### The problem
Only one thing is required: the number of lines in the entries below that contain "name".

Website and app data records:
○ ○ ○ ○ ○ ○ ○

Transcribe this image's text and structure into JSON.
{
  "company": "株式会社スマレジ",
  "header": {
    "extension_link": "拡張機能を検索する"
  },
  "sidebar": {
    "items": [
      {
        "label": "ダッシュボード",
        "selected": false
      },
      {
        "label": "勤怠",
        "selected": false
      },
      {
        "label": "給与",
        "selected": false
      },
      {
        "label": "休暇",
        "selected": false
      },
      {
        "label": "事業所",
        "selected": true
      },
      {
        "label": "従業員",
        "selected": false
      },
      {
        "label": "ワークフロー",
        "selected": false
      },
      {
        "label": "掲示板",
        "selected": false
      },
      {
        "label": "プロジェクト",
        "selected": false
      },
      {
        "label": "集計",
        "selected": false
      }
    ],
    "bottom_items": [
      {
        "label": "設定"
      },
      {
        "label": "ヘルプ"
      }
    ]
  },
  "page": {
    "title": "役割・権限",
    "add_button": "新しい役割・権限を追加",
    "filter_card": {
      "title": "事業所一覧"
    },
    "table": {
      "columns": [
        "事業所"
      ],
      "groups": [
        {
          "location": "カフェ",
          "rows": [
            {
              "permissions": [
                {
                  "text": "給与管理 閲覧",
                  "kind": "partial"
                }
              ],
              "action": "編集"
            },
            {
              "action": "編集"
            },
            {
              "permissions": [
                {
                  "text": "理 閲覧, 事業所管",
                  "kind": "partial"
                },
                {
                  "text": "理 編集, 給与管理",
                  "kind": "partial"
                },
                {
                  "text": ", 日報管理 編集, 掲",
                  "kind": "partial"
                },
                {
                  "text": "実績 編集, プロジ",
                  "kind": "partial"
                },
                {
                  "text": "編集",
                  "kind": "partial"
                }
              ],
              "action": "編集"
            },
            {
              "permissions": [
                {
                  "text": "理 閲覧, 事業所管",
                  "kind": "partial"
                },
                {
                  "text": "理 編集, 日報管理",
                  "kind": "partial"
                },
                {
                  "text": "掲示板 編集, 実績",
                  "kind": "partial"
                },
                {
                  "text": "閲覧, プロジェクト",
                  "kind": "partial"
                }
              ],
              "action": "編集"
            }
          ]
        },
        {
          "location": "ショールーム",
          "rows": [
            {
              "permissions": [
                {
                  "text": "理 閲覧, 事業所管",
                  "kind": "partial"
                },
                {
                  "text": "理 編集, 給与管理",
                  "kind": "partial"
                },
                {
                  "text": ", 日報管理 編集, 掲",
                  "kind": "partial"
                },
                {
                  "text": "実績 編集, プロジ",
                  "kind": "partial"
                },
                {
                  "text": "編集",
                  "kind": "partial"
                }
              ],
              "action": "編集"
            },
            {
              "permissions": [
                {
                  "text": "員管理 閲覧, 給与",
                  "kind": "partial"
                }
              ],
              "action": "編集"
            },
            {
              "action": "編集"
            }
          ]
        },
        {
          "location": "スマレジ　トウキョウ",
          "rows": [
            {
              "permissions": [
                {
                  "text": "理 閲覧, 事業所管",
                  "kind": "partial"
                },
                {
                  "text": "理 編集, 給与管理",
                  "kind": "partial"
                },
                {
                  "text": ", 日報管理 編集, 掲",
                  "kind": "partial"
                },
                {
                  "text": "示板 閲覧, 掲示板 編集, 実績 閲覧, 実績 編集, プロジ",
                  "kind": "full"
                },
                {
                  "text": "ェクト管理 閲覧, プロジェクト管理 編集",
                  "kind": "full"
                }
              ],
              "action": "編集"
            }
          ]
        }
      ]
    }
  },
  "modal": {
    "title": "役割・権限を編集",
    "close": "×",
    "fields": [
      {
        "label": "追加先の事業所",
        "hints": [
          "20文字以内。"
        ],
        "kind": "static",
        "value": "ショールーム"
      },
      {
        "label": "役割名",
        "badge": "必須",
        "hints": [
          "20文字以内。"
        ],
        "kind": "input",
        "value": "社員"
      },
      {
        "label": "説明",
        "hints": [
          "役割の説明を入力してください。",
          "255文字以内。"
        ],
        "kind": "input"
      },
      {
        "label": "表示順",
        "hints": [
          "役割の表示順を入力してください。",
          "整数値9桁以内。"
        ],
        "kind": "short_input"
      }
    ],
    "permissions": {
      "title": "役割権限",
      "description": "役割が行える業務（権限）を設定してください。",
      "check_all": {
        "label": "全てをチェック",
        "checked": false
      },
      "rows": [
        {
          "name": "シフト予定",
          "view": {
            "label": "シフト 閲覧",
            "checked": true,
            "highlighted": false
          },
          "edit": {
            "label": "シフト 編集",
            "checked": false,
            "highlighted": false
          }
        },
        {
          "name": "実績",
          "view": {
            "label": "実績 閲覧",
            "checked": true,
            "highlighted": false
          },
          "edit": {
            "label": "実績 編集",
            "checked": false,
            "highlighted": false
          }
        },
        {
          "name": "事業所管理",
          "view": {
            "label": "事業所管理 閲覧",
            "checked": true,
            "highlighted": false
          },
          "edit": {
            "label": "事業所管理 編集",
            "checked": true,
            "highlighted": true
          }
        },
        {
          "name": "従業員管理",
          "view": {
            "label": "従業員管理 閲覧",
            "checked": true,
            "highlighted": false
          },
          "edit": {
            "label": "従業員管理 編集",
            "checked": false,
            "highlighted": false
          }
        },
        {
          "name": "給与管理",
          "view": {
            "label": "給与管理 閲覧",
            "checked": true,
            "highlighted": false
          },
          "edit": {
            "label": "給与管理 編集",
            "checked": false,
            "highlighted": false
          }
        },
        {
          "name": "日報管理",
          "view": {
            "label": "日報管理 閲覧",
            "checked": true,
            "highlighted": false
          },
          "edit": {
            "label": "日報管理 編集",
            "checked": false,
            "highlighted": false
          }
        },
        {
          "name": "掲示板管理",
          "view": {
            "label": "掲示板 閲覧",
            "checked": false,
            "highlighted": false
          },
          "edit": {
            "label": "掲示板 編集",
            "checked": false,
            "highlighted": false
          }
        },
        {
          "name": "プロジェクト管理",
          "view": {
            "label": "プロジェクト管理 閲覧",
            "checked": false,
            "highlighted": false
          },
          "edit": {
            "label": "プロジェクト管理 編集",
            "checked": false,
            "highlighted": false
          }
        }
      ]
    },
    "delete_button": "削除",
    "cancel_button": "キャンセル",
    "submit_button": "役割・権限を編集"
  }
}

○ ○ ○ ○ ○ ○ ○

### Result of the exercise
8